By Kevin Young
Entertainment reporter, BBC News
Singer George Michael has said he intends to sue two photographers for harassment after he was pictured searching for "no-strings" sex in a park in London.
While stars attract intense interest, many of them dislike paparazzi
He claimed in a BBC interview that he suspected two newspapers of paying the pair to follow him for "the best part of six months".
But is this level of attention something a celebrity should expect?
"It's not the norm, but it's happening more now than ever before", says Max Clifford.
He is perhaps the UK's best-known publicist, having spent his career setting up - and suppressing - stories involving figures in the public eye.
These days there were "more and more" paparazzi, he claimed, because "anybody who has access to a camera" could sell images to the press.
He says he felt sorry for the former Wham! singer because "he's far more sinned-against than sinner".
"It's been many, many years since he played the paparazzi PR game", Clifford says.
He has far more sympathy for George Michael than for the Beckhams because Victoria Beckham is "always using and working the publicity machine", he adds.
'It's a pain'
But while Michael says he "should not have to worry about who's watching me at 2.30 in the morning", actor Colin Farrell says he accepts the attention he receives as a celebrity.
"Yes, it's a pain, and have I ever wanted to punch a paparazzi? Sure.

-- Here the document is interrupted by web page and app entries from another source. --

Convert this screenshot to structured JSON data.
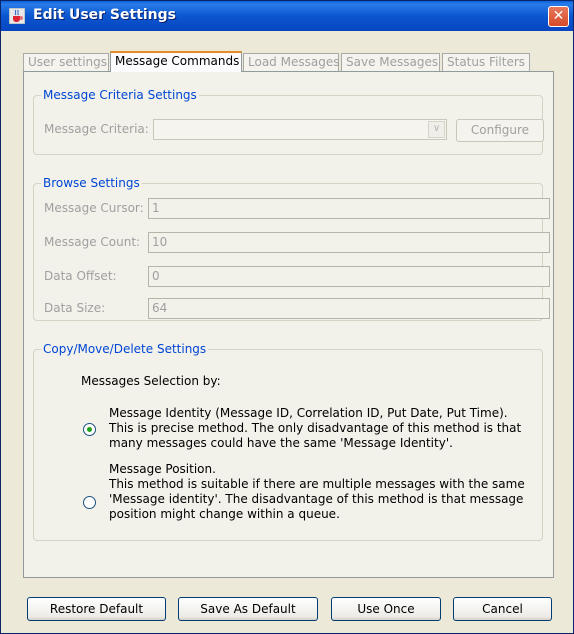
{
  "window": {
    "title": "Edit User Settings",
    "close_symbol": "✕"
  },
  "tabs": [
    {
      "label": "User settings",
      "active": false,
      "enabled": false
    },
    {
      "label": "Message Commands",
      "active": true,
      "enabled": true
    },
    {
      "label": "Load Messages",
      "active": false,
      "enabled": false
    },
    {
      "label": "Save Messages",
      "active": false,
      "enabled": false
    },
    {
      "label": "Status Filters",
      "active": false,
      "enabled": false
    }
  ],
  "criteria": {
    "legend": "Message Criteria Settings",
    "label": "Message Criteria:",
    "value": "",
    "configure_label": "Configure"
  },
  "browse": {
    "legend": "Browse Settings",
    "fields": [
      {
        "label": "Message Cursor:",
        "value": "1"
      },
      {
        "label": "Message Count:",
        "value": "10"
      },
      {
        "label": "Data Offset:",
        "value": "0"
      },
      {
        "label": "Data Size:",
        "value": "64"
      }
    ]
  },
  "copy": {
    "legend": "Copy/Move/Delete Settings",
    "selection_label": "Messages Selection by:",
    "options": [
      {
        "selected": true,
        "lines": [
          "Message Identity (Message ID, Correlation ID, Put Date, Put Time).",
          "This is precise method. The only disadvantage of this method is that",
          "many messages could have the same 'Message Identity'."
        ]
      },
      {
        "selected": false,
        "lines": [
          "Message Position.",
          "This method is suitable if there are multiple messages with the same",
          "'Message identity'. The disadvantage of this method is that message",
          "position might change within a queue."
        ]
      }
    ]
  },
  "buttons": {
    "restore": "Restore Default",
    "save": "Save As Default",
    "use_once": "Use Once",
    "cancel": "Cancel"
  },
  "colors": {
    "accent": "#0046d5",
    "title_bar": "#0b56d0",
    "radio_dot": "#21a121",
    "tab_highlight": "#e68b2c"
  }
}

But the pros outweigh the cons," he told the BBC News website.
However, although some stars complain about being photographed illicitly, they are not necessarily blameless, according to one leading editor.
"Some celebrities are in on the game and are taking half the money for these paparazzi shots," claims Jane Ennis of British magazine Now.

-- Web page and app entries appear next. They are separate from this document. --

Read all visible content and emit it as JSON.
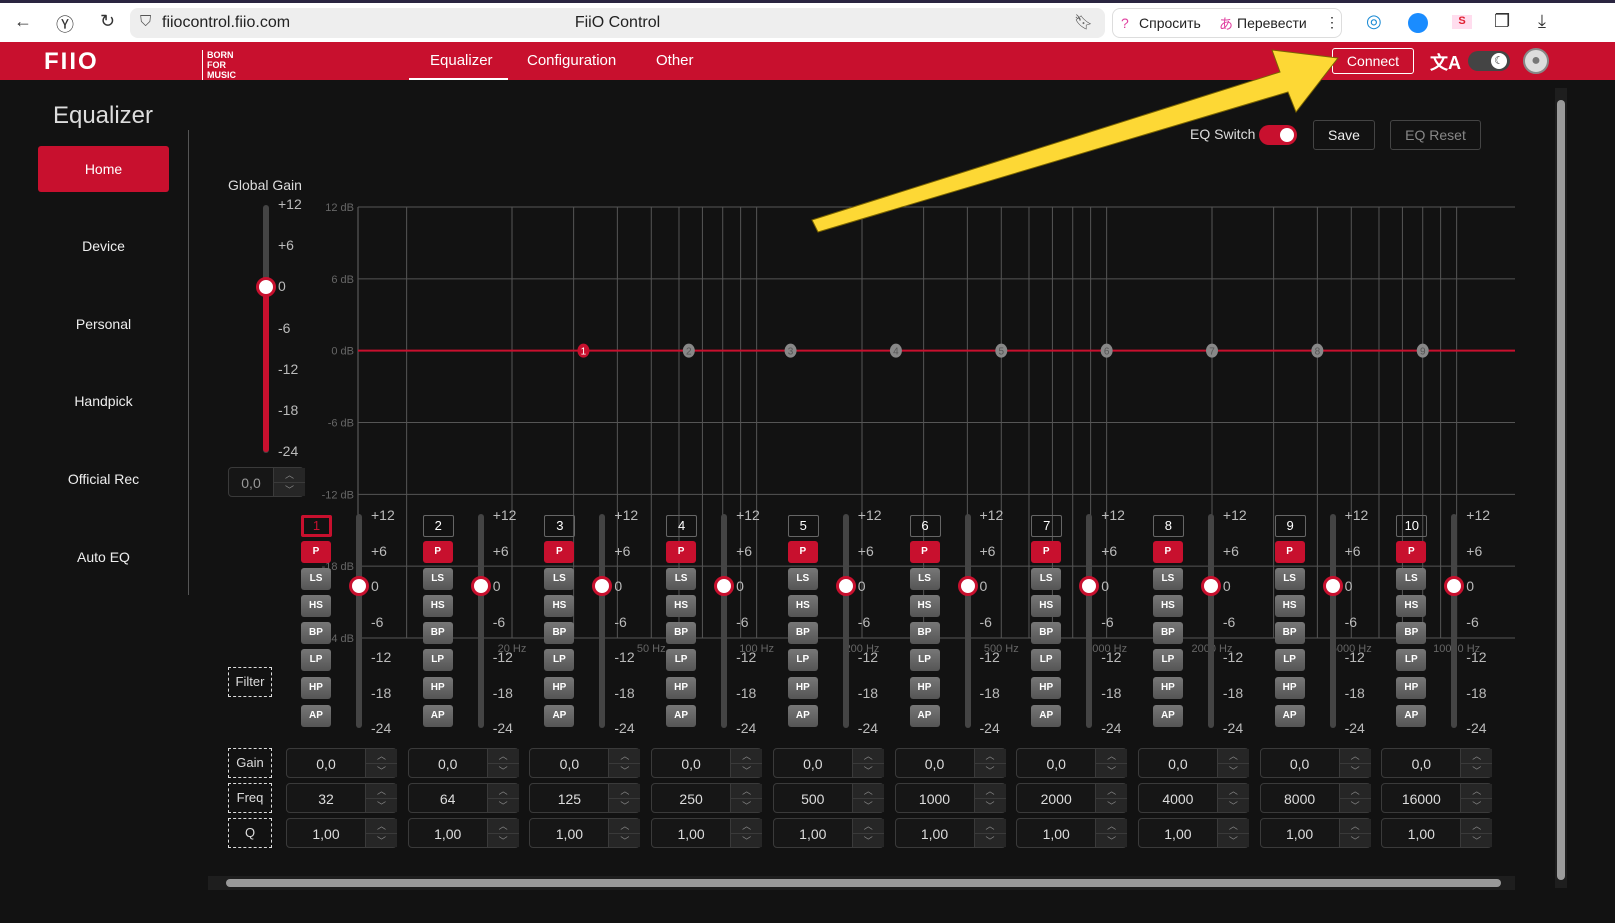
{
  "browser": {
    "url": "fiiocontrol.fiio.com",
    "title": "FiiO Control",
    "ask": "Спросить",
    "translate": "Перевести"
  },
  "header": {
    "logo": "FiiO BORN FOR MUSIC",
    "tabs": [
      {
        "label": "Equalizer",
        "active": true
      },
      {
        "label": "Configuration"
      },
      {
        "label": "Other"
      }
    ],
    "connect": "Connect"
  },
  "sidebar": {
    "title": "Equalizer",
    "items": [
      {
        "label": "Home",
        "active": true
      },
      {
        "label": "Device"
      },
      {
        "label": "Personal"
      },
      {
        "label": "Handpick"
      },
      {
        "label": "Official Rec"
      },
      {
        "label": "Auto EQ"
      }
    ]
  },
  "controls": {
    "eq_switch": "EQ Switch",
    "eq_switch_on": true,
    "save": "Save",
    "reset": "EQ Reset"
  },
  "global_gain": {
    "label": "Global Gain",
    "value": "0,0",
    "level_db": 0,
    "ticks": [
      "+12",
      "+6",
      "0",
      "-6",
      "-12",
      "-18",
      "-24"
    ]
  },
  "graph": {
    "y_ticks": [
      "12 dB",
      "6 dB",
      "0 dB",
      "-6 dB",
      "-12 dB",
      "-18 dB",
      "-24 dB"
    ],
    "x_ticks": [
      "20 Hz",
      "50 Hz",
      "100 Hz",
      "200 Hz",
      "500 Hz",
      "1000 Hz",
      "2000 Hz",
      "5000 Hz",
      "10000 Hz"
    ],
    "curve_db": 0,
    "accent": "#c8102e"
  },
  "band_ticks": [
    "+12",
    "+6",
    "0",
    "-6",
    "-12",
    "-18",
    "-24"
  ],
  "filters": [
    "P",
    "LS",
    "HS",
    "BP",
    "LP",
    "HP",
    "AP"
  ],
  "row_labels": {
    "filter": "Filter",
    "gain": "Gain",
    "freq": "Freq",
    "q": "Q"
  },
  "bands": [
    {
      "n": "1",
      "gain": "0,0",
      "freq": "32",
      "q": "1,00",
      "filter": "P",
      "selected": true
    },
    {
      "n": "2",
      "gain": "0,0",
      "freq": "64",
      "q": "1,00",
      "filter": "P"
    },
    {
      "n": "3",
      "gain": "0,0",
      "freq": "125",
      "q": "1,00",
      "filter": "P"
    },
    {
      "n": "4",
      "gain": "0,0",
      "freq": "250",
      "q": "1,00",
      "filter": "P"
    },
    {
      "n": "5",
      "gain": "0,0",
      "freq": "500",
      "q": "1,00",
      "filter": "P"
    },
    {
      "n": "6",
      "gain": "0,0",
      "freq": "1000",
      "q": "1,00",
      "filter": "P"
    },
    {
      "n": "7",
      "gain": "0,0",
      "freq": "2000",
      "q": "1,00",
      "filter": "P"
    },
    {
      "n": "8",
      "gain": "0,0",
      "freq": "4000",
      "q": "1,00",
      "filter": "P"
    },
    {
      "n": "9",
      "gain": "0,0",
      "freq": "8000",
      "q": "1,00",
      "filter": "P"
    },
    {
      "n": "10",
      "gain": "0,0",
      "freq": "16000",
      "q": "1,00",
      "filter": "P"
    }
  ]
}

"There are some celebrities who are in devils' deals because they know the shots will fetch a lot of money - so they're on holiday and they take their tops off.
Michael denied recent news stories had caused a rift with his partner
"The paparazzi photographer takes the shots from some distance away and the two of them share the money."
Some celebrities do this to maintain their profiles, Ennis says, although she stresses this was not the case for Michael.
"Some of them haven't done anything of any talent or ability for years," she says.
"They're kept alive by behaving outrageously, getting photographed and those shots appearing in the papers."
Moves have been taken to protect people in California from paparazzi who are felt to have overstepped the mark.
Photographers who commit assault while chasing celebrities face large fines under laws introduced by the state's governor - and former film star - Arnold Schwarzenegger.
In the past 18 months, there have been several accidents involving celebrities who were being followed by photographers.
Actress Lindsay Lohan was cut and bruised after a photographer's van collided with her car, although he was cleared of any charges.
Lost in Translation star Scarlett Johansson had a minor crash while allegedly being followed by paparazzi.
Oscar-winner Reese Witherspoon claimed she was once chased by photographers who were trying to force her from the road.
And singer Britney Spears was reported as saying her fear of "reckless" paparazzi prevented her from taking her baby son out in public.
Perhaps the most famous case of all was the death of Diana, Princess of Wales in 1997.
Three photographers were convicted of breaching French privacy laws for taking pictures of her on the night she was killed in a car crash in Paris.
Earlier this month, Princes William and Harry said they were "deeply saddened" that Italian magazine Chi had printed a photo of their mother as she lay dying.
However, there seems little chance that demand for such "off-guard" photographs will decline.
"The public are more interested in the reality of people's lives and the unofficial take on their lives than they are in the stuff that celebrities and their publicists like to feed out," says Ennis, whose magazine sells almost 600,000 copies per week.
And Clifford added that stars who sought publicity could not protest about the paparazzi.
"If you're craving it and always trying to get it, you can't complain if they're following you around," he said.